‘What do you mean?’ said Jack.
‘Well you’ve tried everything your way. I just wondered if you were ready to try something different. Your way hasn’t worked. Are you ready to commit to something else and see what happens?’
Jack mulled over a couple of possible responses. ‘I’ll do whatever you want me to.’
‘No, no, no. You don’t understand me. You have to do what you want to do. I’m wondering what that may be.’
And so began a new period of recovery. In slow motion, the penny began to drop. Jack’s keepers steered him gently on his journey, helping him make his own choices.
Jack transferred to another Salvation Army full-time residential program of rehabilitation where they challenged his thinking, questioned his actions and behaviour. He searched for underlying problems from the ‘child within’. He cried and grieved and got angry and felt the pain of it all. He felt the ache of being alive.
The tiger was still with him. Jack still feels as though he is locked inside a house with it. But he has grabbed the tiger by the tail and for the moment will not let go.
‘Grabbing my addiction by the tail means that I have stopped using. But I’m laying out a new foundation. I have a plan for when the addiction is trying to bite me again.’
The strategy includes what to do when he lets it go. With some help he has designed a recovery plan with practical and spiritual tools at his disposal. He has an awareness and acceptance now, all aimed at finding a way out of his dilemma.
Soon he’ll graduate. ‘But it’s a lifetime process,’ he says.

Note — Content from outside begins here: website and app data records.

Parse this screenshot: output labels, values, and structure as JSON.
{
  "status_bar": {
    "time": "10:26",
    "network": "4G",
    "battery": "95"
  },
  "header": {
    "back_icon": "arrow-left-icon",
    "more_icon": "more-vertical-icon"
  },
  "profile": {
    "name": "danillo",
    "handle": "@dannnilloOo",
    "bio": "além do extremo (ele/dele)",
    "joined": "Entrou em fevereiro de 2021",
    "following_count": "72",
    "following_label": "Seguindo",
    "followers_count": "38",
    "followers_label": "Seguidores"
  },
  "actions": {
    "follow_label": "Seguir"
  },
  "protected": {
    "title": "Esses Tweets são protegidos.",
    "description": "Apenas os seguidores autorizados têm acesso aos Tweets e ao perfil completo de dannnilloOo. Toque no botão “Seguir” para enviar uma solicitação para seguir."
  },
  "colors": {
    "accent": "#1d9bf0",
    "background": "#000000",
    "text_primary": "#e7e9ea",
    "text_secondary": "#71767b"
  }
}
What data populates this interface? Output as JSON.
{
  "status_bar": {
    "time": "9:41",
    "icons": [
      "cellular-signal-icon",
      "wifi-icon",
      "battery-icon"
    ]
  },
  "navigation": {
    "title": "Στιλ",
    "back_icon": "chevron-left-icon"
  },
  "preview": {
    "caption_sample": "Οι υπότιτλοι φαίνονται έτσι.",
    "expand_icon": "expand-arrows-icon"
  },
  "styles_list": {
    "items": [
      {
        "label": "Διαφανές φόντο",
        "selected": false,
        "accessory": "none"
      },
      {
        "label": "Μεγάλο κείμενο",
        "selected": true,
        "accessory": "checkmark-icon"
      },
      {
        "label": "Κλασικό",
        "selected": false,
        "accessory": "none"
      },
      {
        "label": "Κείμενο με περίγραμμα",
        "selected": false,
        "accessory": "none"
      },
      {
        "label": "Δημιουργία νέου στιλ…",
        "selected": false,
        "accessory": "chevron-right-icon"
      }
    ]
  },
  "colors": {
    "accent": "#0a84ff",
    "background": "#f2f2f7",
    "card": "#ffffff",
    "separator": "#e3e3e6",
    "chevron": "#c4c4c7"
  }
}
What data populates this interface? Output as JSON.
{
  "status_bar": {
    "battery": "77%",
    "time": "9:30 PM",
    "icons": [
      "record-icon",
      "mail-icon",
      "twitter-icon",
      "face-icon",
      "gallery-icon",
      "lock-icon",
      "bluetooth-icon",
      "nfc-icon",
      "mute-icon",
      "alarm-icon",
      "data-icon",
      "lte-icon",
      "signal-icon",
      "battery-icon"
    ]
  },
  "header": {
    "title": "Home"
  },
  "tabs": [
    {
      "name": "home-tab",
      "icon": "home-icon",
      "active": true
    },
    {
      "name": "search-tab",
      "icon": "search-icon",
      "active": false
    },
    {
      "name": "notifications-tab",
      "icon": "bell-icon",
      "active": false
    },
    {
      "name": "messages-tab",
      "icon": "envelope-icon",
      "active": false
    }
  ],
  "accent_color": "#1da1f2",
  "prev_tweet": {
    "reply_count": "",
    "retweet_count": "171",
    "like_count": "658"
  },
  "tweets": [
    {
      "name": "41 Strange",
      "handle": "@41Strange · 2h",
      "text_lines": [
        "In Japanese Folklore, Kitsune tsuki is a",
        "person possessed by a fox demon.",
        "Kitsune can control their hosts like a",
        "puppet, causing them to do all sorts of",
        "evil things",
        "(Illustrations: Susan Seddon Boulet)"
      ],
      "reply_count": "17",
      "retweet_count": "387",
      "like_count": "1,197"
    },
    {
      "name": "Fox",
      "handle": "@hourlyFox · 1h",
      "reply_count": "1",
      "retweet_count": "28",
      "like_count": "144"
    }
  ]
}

So where to next? He wants to stay connected. There will be a quiet celebration and a move to a half-way house. Hopefully some study. A resume. A job. He has it in mind to become a counsellor. Get his own place.
And when he’s ready, he will let go of the tiger.